[Saved entries]
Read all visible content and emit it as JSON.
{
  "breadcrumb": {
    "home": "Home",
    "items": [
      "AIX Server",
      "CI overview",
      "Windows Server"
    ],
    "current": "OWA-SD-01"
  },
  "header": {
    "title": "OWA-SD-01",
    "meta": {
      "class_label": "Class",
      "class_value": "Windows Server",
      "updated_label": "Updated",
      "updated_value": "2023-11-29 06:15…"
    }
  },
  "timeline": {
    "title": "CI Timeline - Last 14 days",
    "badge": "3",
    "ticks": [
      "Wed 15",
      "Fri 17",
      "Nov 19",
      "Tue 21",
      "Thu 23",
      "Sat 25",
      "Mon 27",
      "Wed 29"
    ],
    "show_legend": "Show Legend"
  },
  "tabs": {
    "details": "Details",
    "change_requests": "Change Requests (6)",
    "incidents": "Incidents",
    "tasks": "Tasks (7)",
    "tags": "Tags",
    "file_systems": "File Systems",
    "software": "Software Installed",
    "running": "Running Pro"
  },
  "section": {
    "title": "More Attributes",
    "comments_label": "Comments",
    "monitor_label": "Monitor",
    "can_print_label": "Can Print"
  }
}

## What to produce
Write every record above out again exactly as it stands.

## Solved problem
Read all visible content and emit it as JSON.
{
  "breadcrumb": {
    "home": "Home",
    "items": [
      "AIX Server",
      "CI overview",
      "Windows Server"
    ],
    "current": "OWA-SD-01"
  },
  "header": {
    "title": "OWA-SD-01",
    "meta": {
      "class_label": "Class",
      "class_value": "Windows Server",
      "updated_label": "Updated",
      "updated_value": "2023-11-29 06:15…"
    }
  },
  "timeline": {
    "title": "CI Timeline - Last 14 days",
    "badge": "3",
    "ticks": [
      "Wed 15",
      "Fri 17",
      "Nov 19",
      "Tue 21",
      "Thu 23",
      "Sat 25",
      "Mon 27",
      "Wed 29"
    ],
    "show_legend": "Show Legend"
  },
  "tabs": {
    "details": "Details",
    "change_requests": "Change Requests (6)",
    "incidents": "Incidents",
    "tasks": "Tasks (7)",
    "tags": "Tags",
    "file_systems": "File Systems",
    "software": "Software Installed",
    "running": "Running Pro"
  },
  "section": {
    "title": "More Attributes",
    "comments_label": "Comments",
    "monitor_label": "Monitor",
    "can_print_label": "Can Print"
  }
}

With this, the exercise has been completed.